So, to wrap this up, the question you may be asking is “When do I use vSphere Pods?”. The answer to that, as I’m sure you can image, is, again, “It depends”. Let’s break it down to make it clearer.
- Do you need a fully upstream conformance Kubernetes environment? More details on the vSphere Pod Service and conformance will be coming soon in another blog article. This will help you make your decision.
- Do you require 3rd party integrations like Helm?
- Then you want to use TKG clusters running on vSphere with Kubernetes. This gives you the most flexibility. In this scenario the containers will run on standard VM’s. Today that VM is based on VMware Photon.
- Do you need absolute network, CPU, memory, filesystem isolation?
- Do you have an application that you’ve tested in a vSphere Pod and it works?
- Do you have performance requirements that are met by vSphere Pods?
Then I think you’ve answered your own question. The bottom line is that you have options. You have flexibility to run your applications where they run best.
For more information and guidance on when to use a vSphere Pod vs a Tanzu Kubernetes Cluster, please check out the documentation page on this subject. As with everything in this space, things move fast so these guidelines may change over time.
I hope this has been helpful to you. I only came into the Kubernetes world a short time ago and I’m really excited to see the changes happening in how systems will be managed in the very near future. I hope you’ll join me in this journey together. It’s going to be a fun ride!
If you have any ideas on vSphere with Kubernetes topics that you’d like to learn more about from a vSphere Administrator standpoint then please reach out to me on Twitter. I’m @mikefoley and my DM’s are open.

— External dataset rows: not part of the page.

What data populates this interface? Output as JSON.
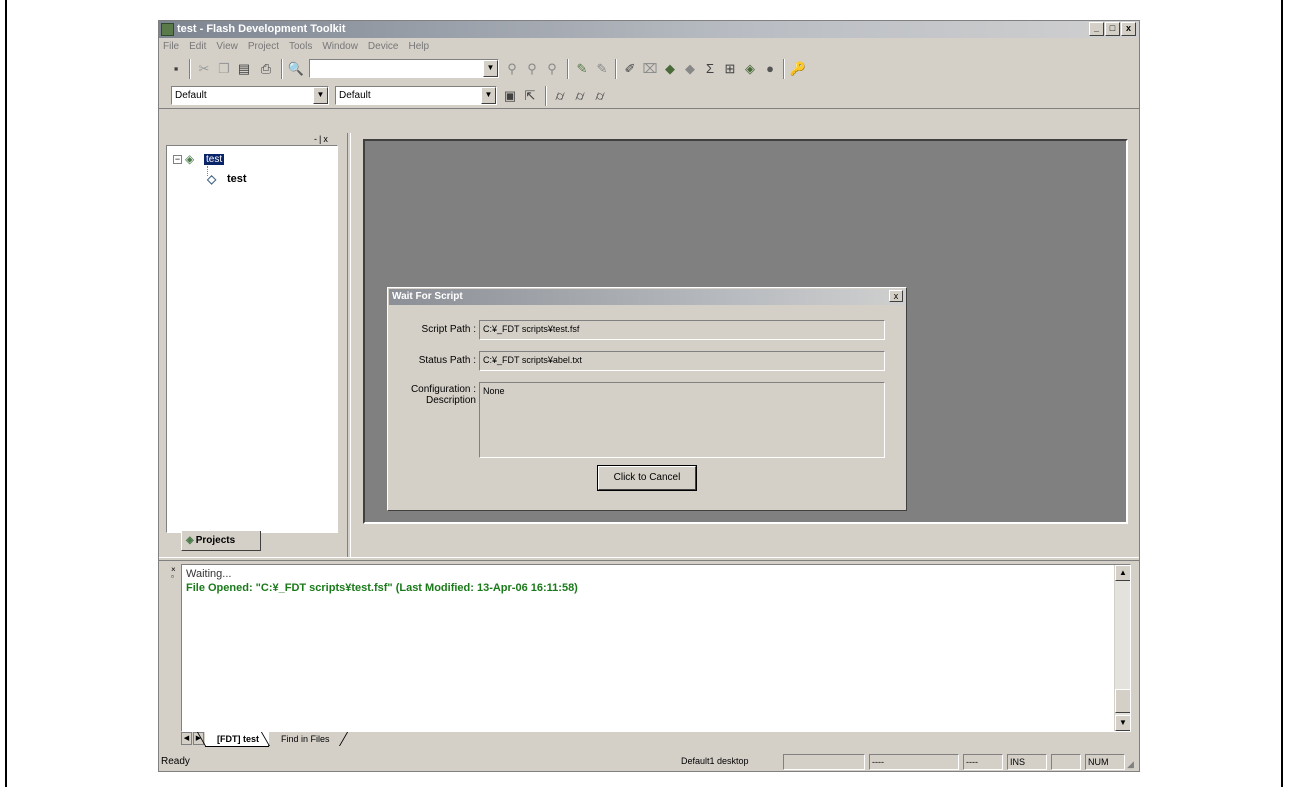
{
  "window": {
    "title": "test - Flash Development Toolkit",
    "controls": [
      "_",
      "□",
      "x"
    ]
  },
  "menu": [
    "File",
    "Edit",
    "View",
    "Project",
    "Tools",
    "Window",
    "Device",
    "Help"
  ],
  "toolbar": {
    "find_value": "",
    "config_combo_1": "Default",
    "config_combo_2": "Default"
  },
  "project_panel": {
    "close_glyphs": "-|x",
    "root_label": "test",
    "child_label": "test",
    "tab_label": "Projects"
  },
  "dialog": {
    "title": "Wait For Script",
    "close": "x",
    "script_path_label": "Script Path :",
    "script_path_value": "C:¥_FDT scripts¥test.fsf",
    "status_path_label": "Status Path :",
    "status_path_value": "C:¥_FDT scripts¥abel.txt",
    "config_label_1": "Configuration :",
    "config_label_2": "Description",
    "config_value": "None",
    "cancel_button": "Click to Cancel"
  },
  "output": {
    "line1": "Waiting...",
    "line2": "File Opened: \"C:¥_FDT scripts¥test.fsf\" (Last Modified: 13-Apr-06 16:11:58)",
    "tabs": [
      "[FDT] test",
      "Find in Files"
    ]
  },
  "statusbar": {
    "ready": "Ready",
    "desktop": "Default1 desktop",
    "pane2": "",
    "pane3": "----",
    "pane4": "----",
    "ins": "INS",
    "pane6": "",
    "num": "NUM"
  }
}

We are excited about vSphere 7 and what it means for our customers and the future. Watch the vSphere 7 Launch Event replay, an event designed for vSphere Admins, hosted by theCUBE. We will continue posting new technical and product information about vSphere 7 and vSphere with Kubernetes Monday through Thursdays into May 2020. Join us by following the blog directly using the RSS feed, on Facebook, and on Twitter. Thank you, and stay safe!